For me, after I had my colon removed, I was in so much less pain than I had been living with for years. You have to start slow, but then it seemed like I could eat whatever I wanted, which was new.View Thread
Right now, I have hydrocodone 10-650 that I take for pain during a flare. I am also on amitriptyline (100mg at bed time) for what my doctor has called irritable pouch syndrome and Celexa (20mg daily) for irritable bowel. The last two aren't specifically for pain, but they control some of the unpleasant sensations that I would otherwise have by blocking those impulses. I also take Bentyl 20mg for spasms/cramping. Again, Bentyl isn't a pain medication but it has helped tremendously.
I had both UC and Crohn's but I had my entire large intestine removed in 2010 so I no longer have UC, just the Crohn's. But I still have some lovely symptoms.

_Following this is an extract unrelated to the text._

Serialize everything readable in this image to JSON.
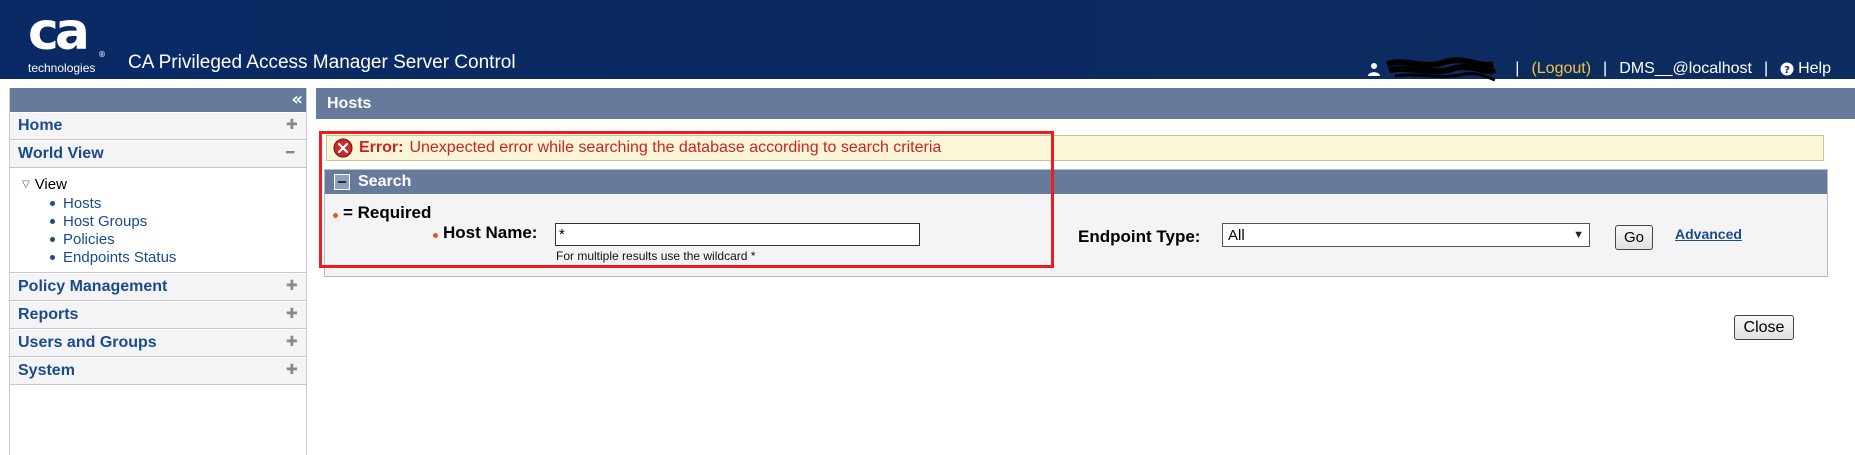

If you don't have any prescription pain medication, it's hard to decide what medication to take for pain. NSAIDs are generally recommended for inflammatory disorders, but they increase GI upset and the risk for GI bleeding, so they are sometimes contraindicated in UC. Tylenol doesn't really do anything for inflammation and it can be hard on your liver, which is often hit hard by other medications you have to take for UC. Is there any chance you could call your doctor and speak with them or a nurse that might be able to recommend something?View Thread
Yes! She will most likely be able to become pregnant without problem. She will need good prenatal care and she will be a high risk pregnancy, and she will most likely have to deliver via cesarian. I've had my entire large intestine removed, I had an ileostomy for six months and then had it reversed. According to my surgeon, my gynecologist, and my GI doc, pregnancy should be very possible when I'm ready (I'm 23 and in nursing school) so I don't know why her situation would be any different. View Thread
You have to give it time and adjust your diet. I was really sick for several months after I had my surgeries. You have to eat bland foods, no fresh veggies or seeds or grain of any kind, really. And I still have bleeding (years later) if I eat any ruffage. The mucosa in the small intestine is more sensitive than the large, so it bleeds easily. Not necessarily something to worry about though, unless it's a lot of bleeding. I get sick just about any time I eat. You just have to find the right medications and diet. And push forward.View Thread